What you will do:
Each line of the listing that contains "data" should be found and copied.

=== Input for this task ===

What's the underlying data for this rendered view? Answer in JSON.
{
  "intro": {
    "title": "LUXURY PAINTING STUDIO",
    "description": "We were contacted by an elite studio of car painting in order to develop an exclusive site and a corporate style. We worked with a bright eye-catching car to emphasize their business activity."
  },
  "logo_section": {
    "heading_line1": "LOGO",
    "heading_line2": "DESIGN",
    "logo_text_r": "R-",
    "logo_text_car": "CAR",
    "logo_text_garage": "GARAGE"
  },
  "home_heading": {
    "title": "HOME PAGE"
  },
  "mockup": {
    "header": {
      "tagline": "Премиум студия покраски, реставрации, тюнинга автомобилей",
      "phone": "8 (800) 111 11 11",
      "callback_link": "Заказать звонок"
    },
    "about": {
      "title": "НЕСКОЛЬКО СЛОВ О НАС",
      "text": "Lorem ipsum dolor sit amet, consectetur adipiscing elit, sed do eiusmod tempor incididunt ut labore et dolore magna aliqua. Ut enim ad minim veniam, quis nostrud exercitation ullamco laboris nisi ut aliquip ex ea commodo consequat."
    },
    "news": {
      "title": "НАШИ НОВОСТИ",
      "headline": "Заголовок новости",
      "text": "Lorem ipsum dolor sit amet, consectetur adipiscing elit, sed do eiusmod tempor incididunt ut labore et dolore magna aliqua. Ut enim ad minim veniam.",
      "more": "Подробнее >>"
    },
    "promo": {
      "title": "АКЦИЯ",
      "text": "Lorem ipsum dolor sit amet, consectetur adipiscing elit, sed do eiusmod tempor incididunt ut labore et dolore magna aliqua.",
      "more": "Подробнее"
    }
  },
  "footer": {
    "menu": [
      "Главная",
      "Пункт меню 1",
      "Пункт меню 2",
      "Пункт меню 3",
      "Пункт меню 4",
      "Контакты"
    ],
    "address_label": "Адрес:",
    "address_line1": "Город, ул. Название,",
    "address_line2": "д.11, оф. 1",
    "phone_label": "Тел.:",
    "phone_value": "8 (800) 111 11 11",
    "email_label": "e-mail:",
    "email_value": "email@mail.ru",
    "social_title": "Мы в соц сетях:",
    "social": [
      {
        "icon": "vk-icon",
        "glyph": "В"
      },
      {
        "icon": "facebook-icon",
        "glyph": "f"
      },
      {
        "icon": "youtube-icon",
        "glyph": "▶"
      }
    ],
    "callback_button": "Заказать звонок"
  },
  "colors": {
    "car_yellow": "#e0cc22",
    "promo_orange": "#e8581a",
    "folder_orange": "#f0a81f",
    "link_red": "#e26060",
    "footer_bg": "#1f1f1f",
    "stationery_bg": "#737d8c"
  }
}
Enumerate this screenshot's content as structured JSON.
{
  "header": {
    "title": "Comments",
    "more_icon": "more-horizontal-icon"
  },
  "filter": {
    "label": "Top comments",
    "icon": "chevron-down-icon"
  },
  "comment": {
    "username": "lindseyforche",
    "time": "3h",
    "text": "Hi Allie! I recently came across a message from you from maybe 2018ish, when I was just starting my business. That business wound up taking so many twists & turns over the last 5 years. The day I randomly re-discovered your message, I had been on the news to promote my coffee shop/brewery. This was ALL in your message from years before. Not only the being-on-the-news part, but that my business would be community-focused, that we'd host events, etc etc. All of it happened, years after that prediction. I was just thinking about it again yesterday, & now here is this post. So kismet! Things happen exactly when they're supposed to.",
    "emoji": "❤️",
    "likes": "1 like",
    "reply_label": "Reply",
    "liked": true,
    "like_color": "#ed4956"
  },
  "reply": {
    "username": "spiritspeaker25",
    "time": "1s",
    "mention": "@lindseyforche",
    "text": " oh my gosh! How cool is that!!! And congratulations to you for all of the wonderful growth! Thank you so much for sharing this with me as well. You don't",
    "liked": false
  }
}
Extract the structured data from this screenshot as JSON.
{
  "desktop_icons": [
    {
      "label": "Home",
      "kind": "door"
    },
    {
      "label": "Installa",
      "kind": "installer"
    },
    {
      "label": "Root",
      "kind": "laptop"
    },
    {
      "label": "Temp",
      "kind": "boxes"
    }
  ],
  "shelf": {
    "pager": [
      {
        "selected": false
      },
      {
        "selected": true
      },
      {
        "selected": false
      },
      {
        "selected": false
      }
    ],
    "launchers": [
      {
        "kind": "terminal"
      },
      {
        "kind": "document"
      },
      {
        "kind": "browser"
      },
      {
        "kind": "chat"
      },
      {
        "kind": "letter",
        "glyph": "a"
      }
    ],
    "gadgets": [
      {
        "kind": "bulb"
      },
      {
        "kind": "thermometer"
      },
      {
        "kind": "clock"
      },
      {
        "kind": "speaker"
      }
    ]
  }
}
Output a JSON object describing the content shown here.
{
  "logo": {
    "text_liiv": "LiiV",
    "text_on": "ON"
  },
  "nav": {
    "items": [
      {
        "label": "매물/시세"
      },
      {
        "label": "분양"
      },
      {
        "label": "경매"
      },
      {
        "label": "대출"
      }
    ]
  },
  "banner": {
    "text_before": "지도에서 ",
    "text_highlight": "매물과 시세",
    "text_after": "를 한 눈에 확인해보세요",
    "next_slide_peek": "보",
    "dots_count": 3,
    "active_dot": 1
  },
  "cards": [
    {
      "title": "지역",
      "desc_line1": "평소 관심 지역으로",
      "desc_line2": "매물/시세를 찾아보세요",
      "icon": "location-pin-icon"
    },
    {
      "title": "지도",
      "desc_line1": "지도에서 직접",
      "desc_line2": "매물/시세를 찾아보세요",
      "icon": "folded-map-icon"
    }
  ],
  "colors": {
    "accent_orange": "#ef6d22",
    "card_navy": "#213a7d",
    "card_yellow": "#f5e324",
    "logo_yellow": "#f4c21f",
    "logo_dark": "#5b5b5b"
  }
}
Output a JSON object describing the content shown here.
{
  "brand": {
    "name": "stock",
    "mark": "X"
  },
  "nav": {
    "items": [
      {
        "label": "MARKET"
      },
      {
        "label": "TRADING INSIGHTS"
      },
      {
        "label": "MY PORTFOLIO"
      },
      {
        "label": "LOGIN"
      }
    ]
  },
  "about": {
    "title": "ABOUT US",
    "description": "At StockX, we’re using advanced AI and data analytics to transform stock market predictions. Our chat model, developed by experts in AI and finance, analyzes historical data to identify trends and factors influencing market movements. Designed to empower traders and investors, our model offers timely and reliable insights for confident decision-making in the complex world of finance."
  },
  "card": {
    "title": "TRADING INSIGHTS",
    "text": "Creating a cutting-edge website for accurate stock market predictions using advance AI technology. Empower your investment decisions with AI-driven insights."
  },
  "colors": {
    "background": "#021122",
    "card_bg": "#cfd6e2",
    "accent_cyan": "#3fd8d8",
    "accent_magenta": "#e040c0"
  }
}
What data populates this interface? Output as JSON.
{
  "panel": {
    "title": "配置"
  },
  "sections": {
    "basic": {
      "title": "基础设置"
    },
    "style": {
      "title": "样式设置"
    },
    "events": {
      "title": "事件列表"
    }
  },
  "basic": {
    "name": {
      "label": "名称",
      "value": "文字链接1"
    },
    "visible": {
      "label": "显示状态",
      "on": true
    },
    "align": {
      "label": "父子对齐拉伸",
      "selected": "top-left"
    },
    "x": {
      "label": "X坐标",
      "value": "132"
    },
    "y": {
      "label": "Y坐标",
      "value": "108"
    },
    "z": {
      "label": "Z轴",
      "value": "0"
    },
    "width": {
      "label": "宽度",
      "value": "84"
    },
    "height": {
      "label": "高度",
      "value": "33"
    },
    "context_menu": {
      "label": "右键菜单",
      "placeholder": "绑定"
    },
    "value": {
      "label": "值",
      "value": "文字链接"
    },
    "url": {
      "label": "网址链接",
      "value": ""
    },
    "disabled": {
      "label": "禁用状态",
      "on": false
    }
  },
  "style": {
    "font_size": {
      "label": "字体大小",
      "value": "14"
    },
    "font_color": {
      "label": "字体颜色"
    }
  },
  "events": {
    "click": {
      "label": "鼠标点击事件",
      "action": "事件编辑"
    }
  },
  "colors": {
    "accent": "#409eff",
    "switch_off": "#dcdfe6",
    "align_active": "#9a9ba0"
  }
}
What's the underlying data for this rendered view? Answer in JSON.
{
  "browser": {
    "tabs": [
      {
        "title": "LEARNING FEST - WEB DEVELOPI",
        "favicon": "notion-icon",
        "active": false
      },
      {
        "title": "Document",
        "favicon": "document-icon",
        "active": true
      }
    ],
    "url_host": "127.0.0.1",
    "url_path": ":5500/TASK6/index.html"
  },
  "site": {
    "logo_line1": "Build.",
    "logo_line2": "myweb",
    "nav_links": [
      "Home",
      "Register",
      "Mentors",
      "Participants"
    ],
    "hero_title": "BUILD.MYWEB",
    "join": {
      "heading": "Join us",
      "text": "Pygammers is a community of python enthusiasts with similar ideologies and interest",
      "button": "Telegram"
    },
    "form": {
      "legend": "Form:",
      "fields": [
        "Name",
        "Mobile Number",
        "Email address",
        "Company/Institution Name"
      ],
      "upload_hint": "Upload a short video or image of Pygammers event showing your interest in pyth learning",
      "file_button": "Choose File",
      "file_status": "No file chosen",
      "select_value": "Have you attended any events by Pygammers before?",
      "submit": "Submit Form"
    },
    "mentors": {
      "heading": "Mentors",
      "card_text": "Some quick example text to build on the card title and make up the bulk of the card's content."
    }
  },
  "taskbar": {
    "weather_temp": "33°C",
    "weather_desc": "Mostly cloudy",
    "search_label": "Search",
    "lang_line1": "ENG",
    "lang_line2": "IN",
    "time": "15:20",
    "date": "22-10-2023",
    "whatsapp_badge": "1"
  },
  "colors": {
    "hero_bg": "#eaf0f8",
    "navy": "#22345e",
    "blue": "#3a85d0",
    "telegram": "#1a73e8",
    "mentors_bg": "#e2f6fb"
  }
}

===

Result of this exercise:
What's the underlying data for this rendered view? Answer in JSON.
Extract the structured data from this screenshot as JSON.
    "description": "At StockX, we’re using advanced AI and data analytics to transform stock market predictions. Our chat model, developed by experts in AI and finance, analyzes historical data to identify trends and factors influencing market movements. Designed to empower traders and investors, our model offers timely and reliable insights for confident decision-making in the complex world of finance."
What data populates this interface? Output as JSON.
What's the underlying data for this rendered view? Answer in JSON.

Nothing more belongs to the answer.